“AirCarbon offers an opportunity to further reduce our impact on the planet,” Noel Kinder, Nike’s chief sustainability officer, said in a press release. “Materials account for 70 per cent of Nike’s total carbon footprint, and we’re accelerating our efforts and exploring new opportunities in this space because, in the race against climate change, we can’t wait for solutions, we have to work together to create them.”

How does AirCarbon work?

As of right now, AirCarbon is used as a substitute for plastic and leather—a carbon-negative alternative that can be melted down into a variety of forms, including solid shapes. The partnership between Newlight and Nike will see the latter explore the use of the material in a variety of ways, contributing to the company’s goal to create products that are better for both the environment and athletes.

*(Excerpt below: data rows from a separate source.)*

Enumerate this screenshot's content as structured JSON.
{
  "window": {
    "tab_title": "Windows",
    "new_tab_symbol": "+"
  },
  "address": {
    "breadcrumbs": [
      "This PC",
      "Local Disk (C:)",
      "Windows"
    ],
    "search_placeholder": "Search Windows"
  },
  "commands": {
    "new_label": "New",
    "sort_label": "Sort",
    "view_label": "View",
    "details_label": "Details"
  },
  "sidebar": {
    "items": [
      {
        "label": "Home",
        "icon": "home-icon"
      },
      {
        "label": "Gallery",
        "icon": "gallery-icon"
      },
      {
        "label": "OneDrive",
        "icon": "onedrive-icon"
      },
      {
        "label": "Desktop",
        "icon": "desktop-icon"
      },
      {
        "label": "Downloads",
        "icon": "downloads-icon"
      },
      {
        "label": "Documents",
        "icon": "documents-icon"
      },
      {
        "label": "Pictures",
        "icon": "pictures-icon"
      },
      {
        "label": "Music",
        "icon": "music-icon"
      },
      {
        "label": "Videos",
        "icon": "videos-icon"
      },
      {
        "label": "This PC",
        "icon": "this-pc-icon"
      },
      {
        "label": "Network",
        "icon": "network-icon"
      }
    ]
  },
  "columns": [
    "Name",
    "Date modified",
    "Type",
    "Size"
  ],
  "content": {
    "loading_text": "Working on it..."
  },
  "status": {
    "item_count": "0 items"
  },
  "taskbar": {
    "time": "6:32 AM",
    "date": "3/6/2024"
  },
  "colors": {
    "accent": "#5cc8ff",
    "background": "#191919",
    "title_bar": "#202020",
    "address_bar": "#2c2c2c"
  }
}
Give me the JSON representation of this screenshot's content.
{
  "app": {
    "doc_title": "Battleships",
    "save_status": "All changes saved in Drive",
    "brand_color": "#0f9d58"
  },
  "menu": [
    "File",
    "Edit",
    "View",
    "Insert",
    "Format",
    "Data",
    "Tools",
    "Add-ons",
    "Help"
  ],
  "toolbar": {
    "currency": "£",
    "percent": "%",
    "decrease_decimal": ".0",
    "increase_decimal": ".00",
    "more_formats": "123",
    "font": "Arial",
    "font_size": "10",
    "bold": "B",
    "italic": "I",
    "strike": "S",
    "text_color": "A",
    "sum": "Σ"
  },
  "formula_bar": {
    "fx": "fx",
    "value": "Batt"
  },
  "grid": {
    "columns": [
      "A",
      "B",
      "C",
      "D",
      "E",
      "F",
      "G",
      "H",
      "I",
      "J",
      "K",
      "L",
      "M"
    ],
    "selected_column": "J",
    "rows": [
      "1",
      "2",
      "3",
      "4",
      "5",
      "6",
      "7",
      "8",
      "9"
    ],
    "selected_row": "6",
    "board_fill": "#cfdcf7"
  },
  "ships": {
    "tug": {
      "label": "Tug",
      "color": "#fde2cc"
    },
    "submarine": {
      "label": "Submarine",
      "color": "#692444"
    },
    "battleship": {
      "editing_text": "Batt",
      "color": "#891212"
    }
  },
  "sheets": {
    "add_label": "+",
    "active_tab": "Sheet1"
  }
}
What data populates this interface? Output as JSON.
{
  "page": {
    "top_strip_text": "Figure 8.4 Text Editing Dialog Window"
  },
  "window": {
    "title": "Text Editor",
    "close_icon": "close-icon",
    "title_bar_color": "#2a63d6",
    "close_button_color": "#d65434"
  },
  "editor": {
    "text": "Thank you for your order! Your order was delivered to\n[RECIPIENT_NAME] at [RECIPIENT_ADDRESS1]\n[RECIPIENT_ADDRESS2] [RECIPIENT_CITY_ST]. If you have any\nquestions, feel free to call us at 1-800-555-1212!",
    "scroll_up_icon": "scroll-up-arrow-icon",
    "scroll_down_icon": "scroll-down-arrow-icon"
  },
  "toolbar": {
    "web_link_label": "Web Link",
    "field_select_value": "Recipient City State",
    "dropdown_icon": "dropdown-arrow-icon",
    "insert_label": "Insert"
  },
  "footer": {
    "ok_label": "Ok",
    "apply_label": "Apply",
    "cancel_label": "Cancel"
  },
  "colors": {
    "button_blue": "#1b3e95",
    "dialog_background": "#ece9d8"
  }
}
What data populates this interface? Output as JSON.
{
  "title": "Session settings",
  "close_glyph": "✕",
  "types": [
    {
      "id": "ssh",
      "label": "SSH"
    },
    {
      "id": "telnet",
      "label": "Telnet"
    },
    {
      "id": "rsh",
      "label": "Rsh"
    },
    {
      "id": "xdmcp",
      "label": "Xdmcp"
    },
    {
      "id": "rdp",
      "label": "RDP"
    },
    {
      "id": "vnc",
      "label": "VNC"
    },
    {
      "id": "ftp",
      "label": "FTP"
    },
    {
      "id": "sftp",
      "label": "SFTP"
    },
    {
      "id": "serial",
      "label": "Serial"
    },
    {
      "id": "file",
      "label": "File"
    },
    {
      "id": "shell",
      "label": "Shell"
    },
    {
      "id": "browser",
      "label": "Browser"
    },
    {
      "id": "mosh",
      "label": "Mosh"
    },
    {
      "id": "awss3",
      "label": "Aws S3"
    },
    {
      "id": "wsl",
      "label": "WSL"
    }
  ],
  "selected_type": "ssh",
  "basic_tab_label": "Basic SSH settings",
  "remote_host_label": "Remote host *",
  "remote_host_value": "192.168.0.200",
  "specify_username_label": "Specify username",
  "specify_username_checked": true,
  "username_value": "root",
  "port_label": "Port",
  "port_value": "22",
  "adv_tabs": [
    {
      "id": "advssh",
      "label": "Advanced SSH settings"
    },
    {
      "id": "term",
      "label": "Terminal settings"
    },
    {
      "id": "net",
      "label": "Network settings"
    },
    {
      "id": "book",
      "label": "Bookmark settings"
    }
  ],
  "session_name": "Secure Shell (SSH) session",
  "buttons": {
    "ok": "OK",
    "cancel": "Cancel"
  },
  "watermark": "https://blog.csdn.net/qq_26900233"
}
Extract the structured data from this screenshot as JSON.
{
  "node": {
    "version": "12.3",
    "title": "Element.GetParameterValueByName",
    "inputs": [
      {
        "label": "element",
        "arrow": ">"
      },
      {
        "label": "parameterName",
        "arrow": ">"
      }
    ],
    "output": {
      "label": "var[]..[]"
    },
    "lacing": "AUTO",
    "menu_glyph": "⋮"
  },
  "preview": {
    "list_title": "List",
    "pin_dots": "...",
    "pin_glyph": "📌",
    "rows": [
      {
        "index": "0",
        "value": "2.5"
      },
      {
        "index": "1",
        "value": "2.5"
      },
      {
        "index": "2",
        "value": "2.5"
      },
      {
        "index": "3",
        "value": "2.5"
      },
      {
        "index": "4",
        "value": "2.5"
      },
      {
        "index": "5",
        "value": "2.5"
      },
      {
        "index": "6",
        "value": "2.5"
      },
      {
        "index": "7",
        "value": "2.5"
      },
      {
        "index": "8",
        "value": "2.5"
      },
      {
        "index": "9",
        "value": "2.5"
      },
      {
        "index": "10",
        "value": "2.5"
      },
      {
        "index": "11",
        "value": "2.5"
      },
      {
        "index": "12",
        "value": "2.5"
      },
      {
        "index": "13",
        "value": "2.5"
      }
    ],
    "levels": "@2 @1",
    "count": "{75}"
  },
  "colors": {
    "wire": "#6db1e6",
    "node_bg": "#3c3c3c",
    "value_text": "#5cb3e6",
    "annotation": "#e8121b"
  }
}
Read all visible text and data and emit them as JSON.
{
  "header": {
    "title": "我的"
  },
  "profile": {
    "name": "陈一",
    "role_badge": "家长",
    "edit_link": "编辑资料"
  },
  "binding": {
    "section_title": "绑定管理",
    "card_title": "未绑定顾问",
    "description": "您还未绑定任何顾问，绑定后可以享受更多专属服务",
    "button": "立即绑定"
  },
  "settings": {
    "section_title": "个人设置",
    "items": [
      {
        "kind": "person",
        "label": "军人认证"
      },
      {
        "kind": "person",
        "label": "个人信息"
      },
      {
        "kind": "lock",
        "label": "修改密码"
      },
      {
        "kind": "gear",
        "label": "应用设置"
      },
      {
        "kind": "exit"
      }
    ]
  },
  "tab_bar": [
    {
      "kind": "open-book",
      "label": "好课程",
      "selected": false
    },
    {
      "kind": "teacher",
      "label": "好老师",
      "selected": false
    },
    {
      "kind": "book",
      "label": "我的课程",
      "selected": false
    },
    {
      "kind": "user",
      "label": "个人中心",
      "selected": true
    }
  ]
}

In order to create its ‘magic’ material, Newlight extracts microorganisms from the ocean that consume oxygen and carbon and convert them inside their bodies to polyhydroxybutyrate, also known as PHB. After more than a decade of research and development, the company figured out how to dry PHB into a white powder that can then be melted into various forms which include fibres, sheets, and solid shapes as stated above. AirCarbon is made up of around 40 per cent oxygen and 60 per cent carbon derived from greenhouse gases.

While it will probably take a while before we see AirCarbon in Nike products, Newlight already has two retail brands under its umbrella which use its AirCarbon material. First up is the brand Restore, which sells AirCarbon straws and cutlery. The second one, Covalent, uses the material for handbags, wallets, sunglasses, and tech accessories. Using blockchain, Covalent also allows customers to trace each step of their individual product’s production.

Speaking about this new partnership’s potential, Newlight’s CEO Mark Herrema said, “Our mission is change at scale, and there are few better partners in the world than Nike to help achieve that. We are excited to explore how AirCarbon can help Nike decarbonize its products and achieve its ambitious carbon-reduction goals.” And although things might take a while, considering the fact that the fashion industry represents roughly 10 per cent of global carbon emissions and nearly 20 per cent of wastewater, according to a 2020 BBC report, it’s ‘better late than never’.

That being said, it’s also crucial for us as consumers to be wary of trendy catch-phrases like ‘carbon footprint’ which will undoubtedly become the fashion industry’s next victim on its greenwashing journey. As renowned author Rebecca Solnit once explained in The Guardian, the term carbon footprint was coined by Big Oil to shift the blame onto us and our lifestyles instead of their actions. And it worked!